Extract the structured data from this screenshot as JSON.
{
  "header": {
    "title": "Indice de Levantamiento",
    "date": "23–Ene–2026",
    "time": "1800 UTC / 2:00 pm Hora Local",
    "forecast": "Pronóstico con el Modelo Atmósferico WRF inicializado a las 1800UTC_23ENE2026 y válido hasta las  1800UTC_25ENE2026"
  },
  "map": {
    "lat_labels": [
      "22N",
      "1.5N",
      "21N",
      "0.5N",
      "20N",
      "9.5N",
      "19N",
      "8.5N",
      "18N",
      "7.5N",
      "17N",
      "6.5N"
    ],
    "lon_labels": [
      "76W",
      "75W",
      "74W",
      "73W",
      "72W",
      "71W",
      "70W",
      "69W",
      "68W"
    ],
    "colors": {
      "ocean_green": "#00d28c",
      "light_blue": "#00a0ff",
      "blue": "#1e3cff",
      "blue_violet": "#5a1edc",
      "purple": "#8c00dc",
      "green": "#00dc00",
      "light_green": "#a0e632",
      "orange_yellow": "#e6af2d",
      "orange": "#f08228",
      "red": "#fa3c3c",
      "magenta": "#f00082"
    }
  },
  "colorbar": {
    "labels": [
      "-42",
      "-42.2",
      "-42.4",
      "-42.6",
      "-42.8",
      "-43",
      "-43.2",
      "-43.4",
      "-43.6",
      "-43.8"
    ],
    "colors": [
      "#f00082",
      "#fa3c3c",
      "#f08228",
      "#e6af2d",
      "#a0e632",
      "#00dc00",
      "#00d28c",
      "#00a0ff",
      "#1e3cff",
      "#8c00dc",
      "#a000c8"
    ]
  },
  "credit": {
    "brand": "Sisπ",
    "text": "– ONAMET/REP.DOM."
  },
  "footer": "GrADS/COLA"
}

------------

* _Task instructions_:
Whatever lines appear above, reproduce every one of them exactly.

* _Response below_:
Extract the structured data from this screenshot as JSON.
{
  "header": {
    "title": "Indice de Levantamiento",
    "date": "23–Ene–2026",
    "time": "1800 UTC / 2:00 pm Hora Local",
    "forecast": "Pronóstico con el Modelo Atmósferico WRF inicializado a las 1800UTC_23ENE2026 y válido hasta las  1800UTC_25ENE2026"
  },
  "map": {
    "lat_labels": [
      "22N",
      "1.5N",
      "21N",
      "0.5N",
      "20N",
      "9.5N",
      "19N",
      "8.5N",
      "18N",
      "7.5N",
      "17N",
      "6.5N"
    ],
    "lon_labels": [
      "76W",
      "75W",
      "74W",
      "73W",
      "72W",
      "71W",
      "70W",
      "69W",
      "68W"
    ],
    "colors": {
      "ocean_green": "#00d28c",
      "light_blue": "#00a0ff",
      "blue": "#1e3cff",
      "blue_violet": "#5a1edc",
      "purple": "#8c00dc",
      "green": "#00dc00",
      "light_green": "#a0e632",
      "orange_yellow": "#e6af2d",
      "orange": "#f08228",
      "red": "#fa3c3c",
      "magenta": "#f00082"
    }
  },
  "colorbar": {
    "labels": [
      "-42",
      "-42.2",
      "-42.4",
      "-42.6",
      "-42.8",
      "-43",
      "-43.2",
      "-43.4",
      "-43.6",
      "-43.8"
    ],
    "colors": [
      "#f00082",
      "#fa3c3c",
      "#f08228",
      "#e6af2d",
      "#a0e632",
      "#00dc00",
      "#00d28c",
      "#00a0ff",
      "#1e3cff",
      "#8c00dc",
      "#a000c8"
    ]
  },
  "credit": {
    "brand": "Sisπ",
    "text": "– ONAMET/REP.DOM."
  },
  "footer": "GrADS/COLA"
}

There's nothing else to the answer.